-- YOUR INSTRUCTIONS --
From the entries that follow, gather each line holding the word "String".

□ □ □ □ □ □ □

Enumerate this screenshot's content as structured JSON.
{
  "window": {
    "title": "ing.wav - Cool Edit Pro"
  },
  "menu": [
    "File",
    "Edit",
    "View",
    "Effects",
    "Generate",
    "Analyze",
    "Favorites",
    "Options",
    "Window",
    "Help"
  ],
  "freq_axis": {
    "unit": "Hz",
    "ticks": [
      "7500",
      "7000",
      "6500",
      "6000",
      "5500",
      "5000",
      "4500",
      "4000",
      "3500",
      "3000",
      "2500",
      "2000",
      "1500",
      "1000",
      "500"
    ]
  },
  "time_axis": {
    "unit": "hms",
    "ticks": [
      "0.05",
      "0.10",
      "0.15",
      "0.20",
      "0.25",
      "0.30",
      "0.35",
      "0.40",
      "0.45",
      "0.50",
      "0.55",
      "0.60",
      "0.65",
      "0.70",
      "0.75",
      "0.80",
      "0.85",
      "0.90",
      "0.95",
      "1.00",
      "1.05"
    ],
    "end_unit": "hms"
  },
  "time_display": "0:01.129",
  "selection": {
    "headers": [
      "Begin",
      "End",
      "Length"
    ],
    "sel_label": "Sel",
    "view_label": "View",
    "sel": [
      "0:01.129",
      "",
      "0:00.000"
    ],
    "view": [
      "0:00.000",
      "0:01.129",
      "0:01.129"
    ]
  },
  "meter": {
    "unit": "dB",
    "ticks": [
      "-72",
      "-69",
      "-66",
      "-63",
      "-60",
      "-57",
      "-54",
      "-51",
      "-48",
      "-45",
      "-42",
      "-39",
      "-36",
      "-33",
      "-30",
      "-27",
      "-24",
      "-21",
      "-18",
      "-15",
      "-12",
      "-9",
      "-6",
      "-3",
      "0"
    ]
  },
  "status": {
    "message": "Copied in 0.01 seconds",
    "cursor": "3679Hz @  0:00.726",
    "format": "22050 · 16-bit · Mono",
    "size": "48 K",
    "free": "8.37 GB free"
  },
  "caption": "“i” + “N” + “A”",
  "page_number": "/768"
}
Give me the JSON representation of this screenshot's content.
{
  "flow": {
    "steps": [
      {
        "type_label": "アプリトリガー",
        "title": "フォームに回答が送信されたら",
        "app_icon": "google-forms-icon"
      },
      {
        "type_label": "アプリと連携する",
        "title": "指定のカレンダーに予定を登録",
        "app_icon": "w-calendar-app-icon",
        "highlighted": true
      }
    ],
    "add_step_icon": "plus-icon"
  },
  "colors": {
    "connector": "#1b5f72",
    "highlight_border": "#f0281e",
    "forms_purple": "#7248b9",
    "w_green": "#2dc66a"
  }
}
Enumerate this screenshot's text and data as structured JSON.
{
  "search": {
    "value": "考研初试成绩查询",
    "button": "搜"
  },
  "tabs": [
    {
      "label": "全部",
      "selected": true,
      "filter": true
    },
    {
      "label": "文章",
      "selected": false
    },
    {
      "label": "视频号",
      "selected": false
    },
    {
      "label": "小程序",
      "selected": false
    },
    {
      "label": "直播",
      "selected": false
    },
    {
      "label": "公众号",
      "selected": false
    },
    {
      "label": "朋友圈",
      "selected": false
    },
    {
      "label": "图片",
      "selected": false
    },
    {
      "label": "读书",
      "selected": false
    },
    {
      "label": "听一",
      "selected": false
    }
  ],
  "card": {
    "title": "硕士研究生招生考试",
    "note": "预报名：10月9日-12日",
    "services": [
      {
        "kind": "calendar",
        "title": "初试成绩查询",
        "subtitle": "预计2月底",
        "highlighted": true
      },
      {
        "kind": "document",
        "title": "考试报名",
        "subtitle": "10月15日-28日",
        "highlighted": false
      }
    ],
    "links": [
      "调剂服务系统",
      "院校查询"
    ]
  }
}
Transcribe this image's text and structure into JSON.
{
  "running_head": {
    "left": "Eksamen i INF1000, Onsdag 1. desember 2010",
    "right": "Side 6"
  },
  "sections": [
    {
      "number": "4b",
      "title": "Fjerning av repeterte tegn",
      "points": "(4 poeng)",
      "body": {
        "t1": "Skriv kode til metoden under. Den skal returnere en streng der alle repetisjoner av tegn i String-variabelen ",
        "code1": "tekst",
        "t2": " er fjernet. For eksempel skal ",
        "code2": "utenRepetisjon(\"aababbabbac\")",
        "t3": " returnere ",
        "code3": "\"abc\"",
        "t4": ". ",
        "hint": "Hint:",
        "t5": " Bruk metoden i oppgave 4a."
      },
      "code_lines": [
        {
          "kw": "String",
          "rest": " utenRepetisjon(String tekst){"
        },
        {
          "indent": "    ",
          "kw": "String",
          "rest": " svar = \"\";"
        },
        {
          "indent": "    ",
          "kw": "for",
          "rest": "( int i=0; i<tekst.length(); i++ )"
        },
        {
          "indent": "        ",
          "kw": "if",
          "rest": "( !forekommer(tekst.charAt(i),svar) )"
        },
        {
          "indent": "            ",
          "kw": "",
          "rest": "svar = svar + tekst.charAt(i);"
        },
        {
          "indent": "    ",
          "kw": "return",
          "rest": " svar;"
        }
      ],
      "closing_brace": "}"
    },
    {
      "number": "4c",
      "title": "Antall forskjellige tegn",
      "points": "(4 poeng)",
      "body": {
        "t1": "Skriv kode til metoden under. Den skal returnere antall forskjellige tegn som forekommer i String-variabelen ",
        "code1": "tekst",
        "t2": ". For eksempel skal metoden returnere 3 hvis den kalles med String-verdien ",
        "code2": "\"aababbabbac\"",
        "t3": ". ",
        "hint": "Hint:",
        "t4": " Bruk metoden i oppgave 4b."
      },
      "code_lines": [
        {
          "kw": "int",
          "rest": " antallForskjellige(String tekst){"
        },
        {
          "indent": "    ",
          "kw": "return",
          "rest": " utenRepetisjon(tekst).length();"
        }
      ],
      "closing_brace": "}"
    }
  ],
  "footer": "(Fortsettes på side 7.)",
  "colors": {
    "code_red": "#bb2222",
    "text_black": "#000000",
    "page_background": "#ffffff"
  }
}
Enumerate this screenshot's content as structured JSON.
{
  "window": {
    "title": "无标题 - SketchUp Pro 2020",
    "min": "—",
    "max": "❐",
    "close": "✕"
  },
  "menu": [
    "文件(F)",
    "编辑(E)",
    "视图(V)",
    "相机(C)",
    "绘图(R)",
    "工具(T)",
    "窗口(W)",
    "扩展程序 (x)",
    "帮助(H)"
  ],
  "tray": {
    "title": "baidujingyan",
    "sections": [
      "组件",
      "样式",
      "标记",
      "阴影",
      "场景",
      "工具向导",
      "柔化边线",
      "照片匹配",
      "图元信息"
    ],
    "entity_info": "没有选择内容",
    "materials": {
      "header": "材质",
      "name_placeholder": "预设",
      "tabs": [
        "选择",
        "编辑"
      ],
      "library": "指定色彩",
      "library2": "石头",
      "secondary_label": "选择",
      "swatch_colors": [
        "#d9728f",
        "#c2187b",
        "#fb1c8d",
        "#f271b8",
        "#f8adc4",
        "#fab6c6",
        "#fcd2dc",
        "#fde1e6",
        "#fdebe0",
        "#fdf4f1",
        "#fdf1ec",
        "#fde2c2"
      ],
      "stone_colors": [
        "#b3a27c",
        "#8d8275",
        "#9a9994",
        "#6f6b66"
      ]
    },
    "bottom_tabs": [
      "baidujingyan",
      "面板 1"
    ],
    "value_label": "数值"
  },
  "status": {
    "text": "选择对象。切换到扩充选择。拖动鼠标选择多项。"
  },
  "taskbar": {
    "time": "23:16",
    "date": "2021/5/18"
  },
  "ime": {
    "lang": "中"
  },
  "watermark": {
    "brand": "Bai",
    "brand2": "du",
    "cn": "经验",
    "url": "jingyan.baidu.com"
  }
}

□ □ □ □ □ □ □

-- EXERCISE OUTPUT --
        "t1": "Skriv kode til metoden under. Den skal returnere en streng der alle repetisjoner av tegn i String-variabelen ",
          "kw": "String",
          "rest": " utenRepetisjon(String tekst){"
          "kw": "String",
        "t1": "Skriv kode til metoden under. Den skal returnere antall forskjellige tegn som forekommer i String-variabelen ",
        "t2": ". For eksempel skal metoden returnere 3 hvis den kalles med String-verdien ",
          "rest": " antallForskjellige(String tekst){"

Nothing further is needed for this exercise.